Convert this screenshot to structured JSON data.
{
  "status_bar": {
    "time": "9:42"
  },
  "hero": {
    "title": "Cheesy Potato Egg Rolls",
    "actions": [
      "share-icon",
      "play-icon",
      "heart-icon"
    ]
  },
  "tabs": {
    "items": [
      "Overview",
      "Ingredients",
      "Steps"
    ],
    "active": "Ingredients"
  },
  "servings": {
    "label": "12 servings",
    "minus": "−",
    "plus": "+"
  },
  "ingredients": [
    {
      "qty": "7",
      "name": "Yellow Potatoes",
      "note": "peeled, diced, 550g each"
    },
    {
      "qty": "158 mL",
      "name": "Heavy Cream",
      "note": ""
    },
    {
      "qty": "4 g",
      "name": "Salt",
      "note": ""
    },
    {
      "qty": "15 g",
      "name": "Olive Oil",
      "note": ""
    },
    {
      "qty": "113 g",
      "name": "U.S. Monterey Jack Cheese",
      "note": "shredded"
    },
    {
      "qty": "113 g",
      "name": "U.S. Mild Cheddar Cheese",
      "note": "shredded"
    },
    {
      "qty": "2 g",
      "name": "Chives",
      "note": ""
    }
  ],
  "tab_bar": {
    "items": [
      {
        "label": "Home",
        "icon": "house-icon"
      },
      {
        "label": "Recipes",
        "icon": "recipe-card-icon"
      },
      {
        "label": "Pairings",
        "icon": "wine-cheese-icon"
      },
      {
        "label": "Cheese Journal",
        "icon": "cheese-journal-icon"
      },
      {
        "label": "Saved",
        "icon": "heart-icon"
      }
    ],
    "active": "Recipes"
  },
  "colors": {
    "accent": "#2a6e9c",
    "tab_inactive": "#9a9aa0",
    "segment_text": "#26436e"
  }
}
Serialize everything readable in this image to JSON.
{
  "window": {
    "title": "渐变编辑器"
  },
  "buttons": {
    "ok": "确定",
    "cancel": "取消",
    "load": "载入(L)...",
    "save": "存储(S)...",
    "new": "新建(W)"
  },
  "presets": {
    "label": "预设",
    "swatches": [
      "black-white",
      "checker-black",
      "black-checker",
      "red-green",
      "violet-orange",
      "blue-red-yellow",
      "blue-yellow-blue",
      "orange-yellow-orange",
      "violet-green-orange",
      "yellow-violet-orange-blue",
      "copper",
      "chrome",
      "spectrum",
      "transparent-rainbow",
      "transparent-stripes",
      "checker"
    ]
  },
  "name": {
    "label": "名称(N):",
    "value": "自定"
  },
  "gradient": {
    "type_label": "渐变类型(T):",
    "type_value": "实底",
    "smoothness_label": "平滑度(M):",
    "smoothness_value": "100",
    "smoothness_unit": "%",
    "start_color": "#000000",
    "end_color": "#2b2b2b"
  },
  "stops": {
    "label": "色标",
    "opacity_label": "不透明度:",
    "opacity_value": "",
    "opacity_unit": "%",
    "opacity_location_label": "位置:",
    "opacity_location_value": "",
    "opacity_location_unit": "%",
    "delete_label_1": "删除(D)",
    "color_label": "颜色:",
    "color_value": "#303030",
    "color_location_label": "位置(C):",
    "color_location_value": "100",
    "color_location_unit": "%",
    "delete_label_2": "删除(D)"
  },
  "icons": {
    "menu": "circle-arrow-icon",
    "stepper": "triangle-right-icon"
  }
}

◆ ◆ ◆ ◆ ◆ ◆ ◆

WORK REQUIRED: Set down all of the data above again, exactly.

ANSWER FOR THIS EXERCISE:
Convert this screenshot to structured JSON data.
{
  "status_bar": {
    "time": "9:42"
  },
  "hero": {
    "title": "Cheesy Potato Egg Rolls",
    "actions": [
      "share-icon",
      "play-icon",
      "heart-icon"
    ]
  },
  "tabs": {
    "items": [
      "Overview",
      "Ingredients",
      "Steps"
    ],
    "active": "Ingredients"
  },
  "servings": {
    "label": "12 servings",
    "minus": "−",
    "plus": "+"
  },
  "ingredients": [
    {
      "qty": "7",
      "name": "Yellow Potatoes",
      "note": "peeled, diced, 550g each"
    },
    {
      "qty": "158 mL",
      "name": "Heavy Cream",
      "note": ""
    },
    {
      "qty": "4 g",
      "name": "Salt",
      "note": ""
    },
    {
      "qty": "15 g",
      "name": "Olive Oil",
      "note": ""
    },
    {
      "qty": "113 g",
      "name": "U.S. Monterey Jack Cheese",
      "note": "shredded"
    },
    {
      "qty": "113 g",
      "name": "U.S. Mild Cheddar Cheese",
      "note": "shredded"
    },
    {
      "qty": "2 g",
      "name": "Chives",
      "note": ""
    }
  ],
  "tab_bar": {
    "items": [
      {
        "label": "Home",
        "icon": "house-icon"
      },
      {
        "label": "Recipes",
        "icon": "recipe-card-icon"
      },
      {
        "label": "Pairings",
        "icon": "wine-cheese-icon"
      },
      {
        "label": "Cheese Journal",
        "icon": "cheese-journal-icon"
      },
      {
        "label": "Saved",
        "icon": "heart-icon"
      }
    ],
    "active": "Recipes"
  },
  "colors": {
    "accent": "#2a6e9c",
    "tab_inactive": "#9a9aa0",
    "segment_text": "#26436e"
  }
}
Serialize everything readable in this image to JSON.
{
  "window": {
    "title": "渐变编辑器"
  },
  "buttons": {
    "ok": "确定",
    "cancel": "取消",
    "load": "载入(L)...",
    "save": "存储(S)...",
    "new": "新建(W)"
  },
  "presets": {
    "label": "预设",
    "swatches": [
      "black-white",
      "checker-black",
      "black-checker",
      "red-green",
      "violet-orange",
      "blue-red-yellow",
      "blue-yellow-blue",
      "orange-yellow-orange",
      "violet-green-orange",
      "yellow-violet-orange-blue",
      "copper",
      "chrome",
      "spectrum",
      "transparent-rainbow",
      "transparent-stripes",
      "checker"
    ]
  },
  "name": {
    "label": "名称(N):",
    "value": "自定"
  },
  "gradient": {
    "type_label": "渐变类型(T):",
    "type_value": "实底",
    "smoothness_label": "平滑度(M):",
    "smoothness_value": "100",
    "smoothness_unit": "%",
    "start_color": "#000000",
    "end_color": "#2b2b2b"
  },
  "stops": {
    "label": "色标",
    "opacity_label": "不透明度:",
    "opacity_value": "",
    "opacity_unit": "%",
    "opacity_location_label": "位置:",
    "opacity_location_value": "",
    "opacity_location_unit": "%",
    "delete_label_1": "删除(D)",
    "color_label": "颜色:",
    "color_value": "#303030",
    "color_location_label": "位置(C):",
    "color_location_value": "100",
    "color_location_unit": "%",
    "delete_label_2": "删除(D)"
  },
  "icons": {
    "menu": "circle-arrow-icon",
    "stepper": "triangle-right-icon"
  }
}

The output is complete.